This is a philosophy Megan also embraces when it comes to getting older. Given the fact she's earned a living from her looks for years, you might expect it would be harder for her to accept than for the rest of us.
"Nah, it doesn't faze me at all," she says. "I'm not embarrassed about it, nor do I want to hide it or change it. I'm proud of where I'm at in life and what I've achieved in that time. My 20s and 30s were great. My 40s too, because I got to become a parent, and now that I'm in this health and wellness space I can talk with more authority because I have these years of experience."
Clearly Megan's fourth decade is the culmination of her hard work over the past 25 or so years. However, rather than racing ahead with overly ambitious plans, she's heeding the burnout lessons from her youth, and is instead taking things slowly – and mindfully.
"Pardon the pun, but I'm taking baby steps," she smiles. "I don't want to get too ahead of myself."
The same goes for her personal life. Since Shaun popped the question, Megan has been plagued with questions about nuptials.
"It is something we'll get round to," she says. "We have so much on. Also, I want my kids to be part of it. I want them both to remember the day, rather than looking at photos years down the line with no recollection. But yes, I do want to get married and to be a family in that traditional sense."
Ultimately though, Megan has a bigger viewpoint. Regardless of whether she's faced with challenging times, or just trying to get through the day-to-day, she has a mantra that helps.
"I try to take the 'glass half full' view," she says. "Losing my dad was awful, but I was thinking that thank god I at least got to share the last month with him; thank god I could be there at his bedside before he passed; thank god he got to hold his grandson. I could have been angry, resentful and upset about my dad having cancer, but what could I do? It had happened. Instead, I focused on the fact that at least I've got my mum, my brothers, Shaun, my son, my daughter...

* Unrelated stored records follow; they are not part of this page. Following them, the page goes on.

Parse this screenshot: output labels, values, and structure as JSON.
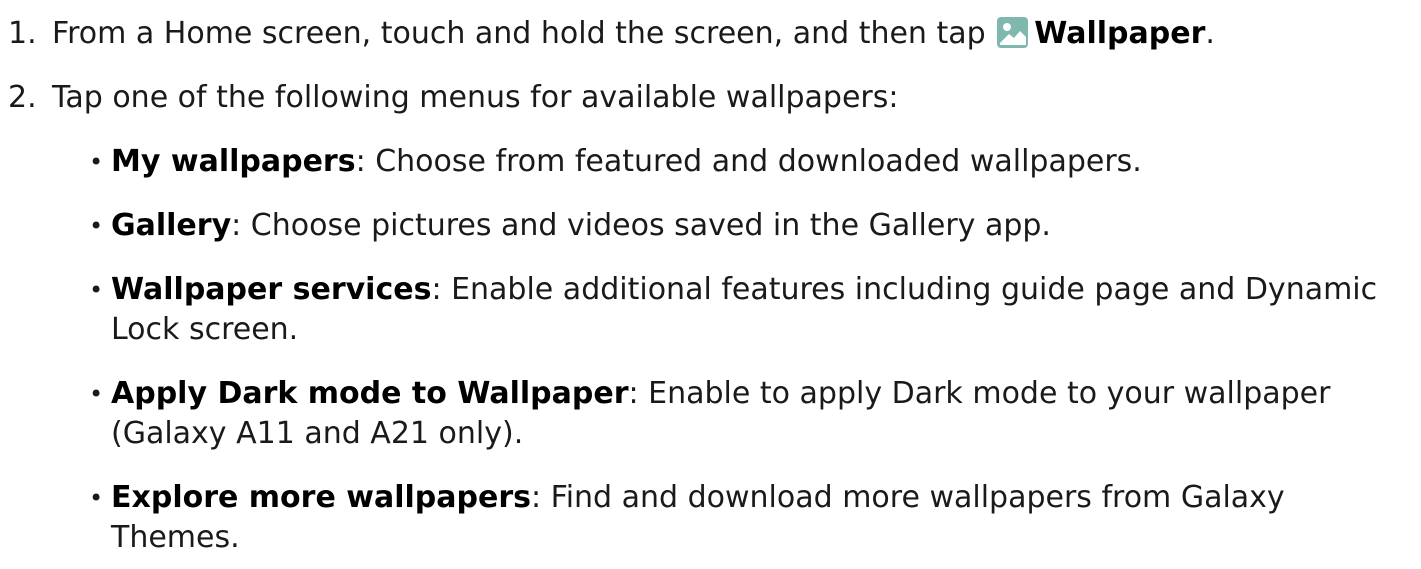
{
  "steps": [
    {
      "number": "1.",
      "text_before": "From a Home screen, touch and hold the screen, and then tap",
      "icon": "wallpaper-icon",
      "bold": "Wallpaper",
      "text_after": "."
    },
    {
      "number": "2.",
      "text": "Tap one of the following menus for available wallpapers:"
    }
  ],
  "bullets": [
    {
      "term": "My wallpapers",
      "desc": ": Choose from featured and downloaded wallpapers."
    },
    {
      "term": "Gallery",
      "desc": ": Choose pictures and videos saved in the Gallery app."
    },
    {
      "term": "Wallpaper services",
      "desc": ": Enable additional features including guide page and Dynamic Lock screen."
    },
    {
      "term": "Apply Dark mode to Wallpaper",
      "desc": ": Enable to apply Dark mode to your wallpaper (Galaxy A11 and A21 only)."
    },
    {
      "term": "Explore more wallpapers",
      "desc": ": Find and download more wallpapers from Galaxy Themes."
    }
  ],
  "bullet_glyph": "•",
  "colors": {
    "icon_bg": "#7fb9ad",
    "icon_fg": "#ffffff",
    "text": "#1a1a1a"
  }
}
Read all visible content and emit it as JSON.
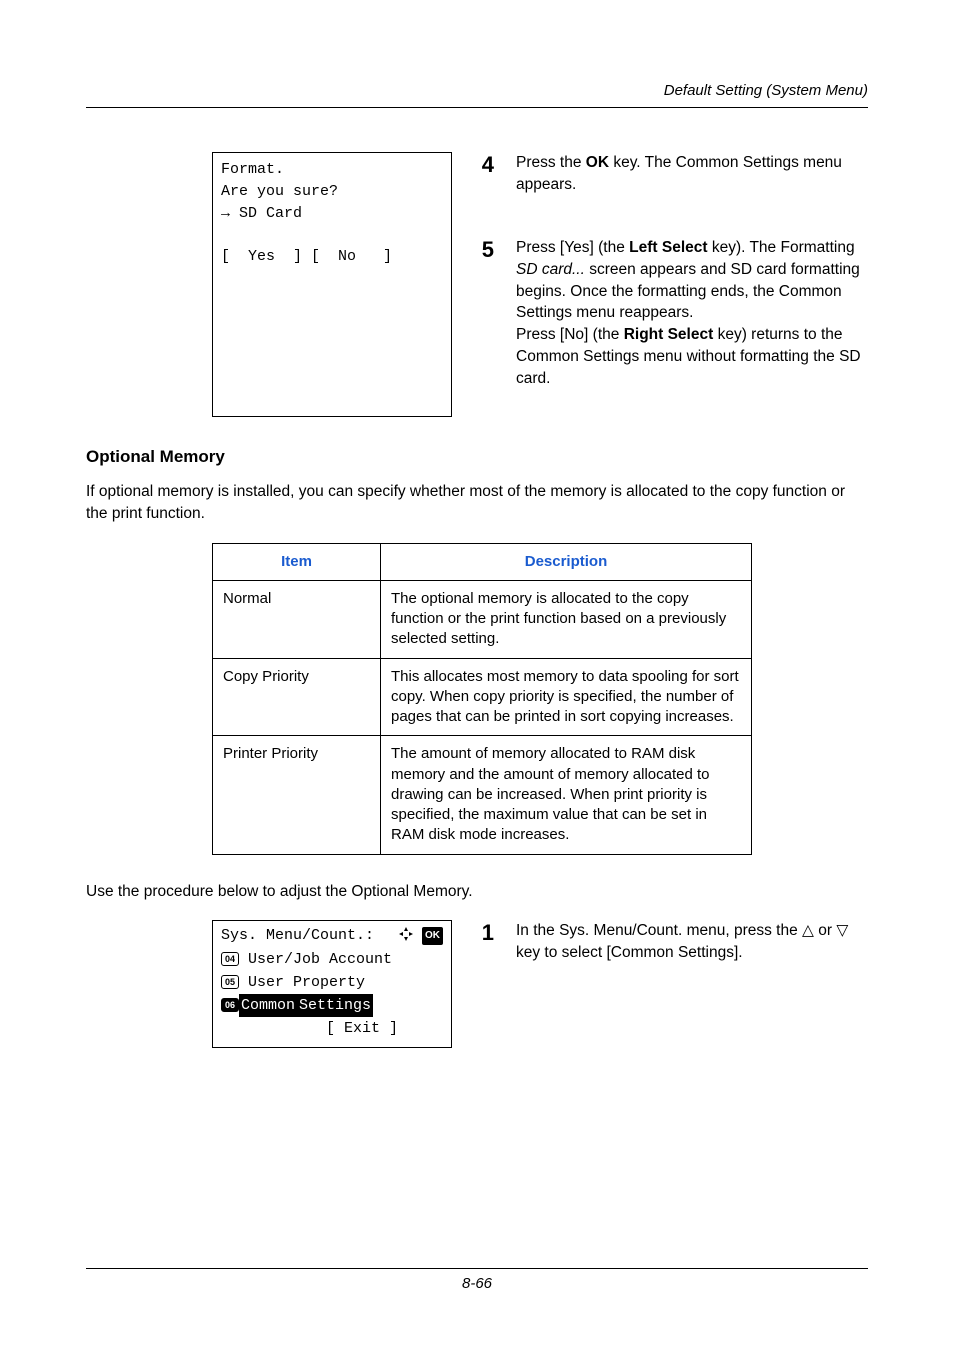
{
  "header": {
    "section_title": "Default Setting (System Menu)"
  },
  "lcd1": {
    "l1": "Format.",
    "l2": "Are you sure?",
    "l3a": "→",
    "l3b": " SD Card",
    "l4": "",
    "l5": "[  Yes  ] [  No   ]"
  },
  "step4": {
    "num": "4",
    "t1": "Press the ",
    "bold1": "OK",
    "t2": " key. The Common Settings menu appears."
  },
  "step5": {
    "num": "5",
    "t1": "Press [Yes] (the ",
    "bold1": "Left Select",
    "t2": " key). The Formatting ",
    "ital1": "SD card...",
    "t3": " screen appears and SD card formatting begins. Once the formatting ends, the Common Settings menu reappears.",
    "t4": "Press [No] (the ",
    "bold2": "Right Select",
    "t5": " key) returns to the Common Settings menu without formatting the SD card."
  },
  "optmem": {
    "heading": "Optional Memory",
    "intro": "If optional memory is installed, you can specify whether most of the memory is allocated to the copy function or the print function.",
    "th_item": "Item",
    "th_desc": "Description",
    "rows": [
      {
        "item": "Normal",
        "desc": "The optional memory is allocated to the copy function or the print function based on a previously selected setting."
      },
      {
        "item": "Copy Priority",
        "desc": "This allocates most memory to data spooling for sort copy. When copy priority is specified, the number of pages that can be printed in sort copying increases."
      },
      {
        "item": "Printer Priority",
        "desc": "The amount of memory allocated to RAM disk memory and the amount of memory allocated to drawing can be increased. When print priority is specified, the maximum value that can be set in RAM disk mode increases."
      }
    ],
    "procedure_intro": "Use the procedure below to adjust the Optional Memory."
  },
  "lcd2": {
    "title": "Sys. Menu/Count.",
    "colon": ":",
    "n1": "04",
    "r1": " User/Job Account",
    "n2": "05",
    "r2": " User Property",
    "n3": "06",
    "r3a": " Common",
    "r3b": " Settings",
    "exit": "[  Exit  ]"
  },
  "step1": {
    "num": "1",
    "t1": "In the Sys. Menu/Count. menu, press the ",
    "tri_up": "△",
    "t2": " or ",
    "tri_dn": "▽",
    "t3": " key to select [Common Settings]."
  },
  "footer": {
    "page": "8-66"
  }
}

"I know it's hard in times of despair to be positive, but I think trying to find some strength within to look at what you do have, rather than what you don't or what you've lost, is so important. If you can do that in tough times like that, then it's so much easier to find happiness every day."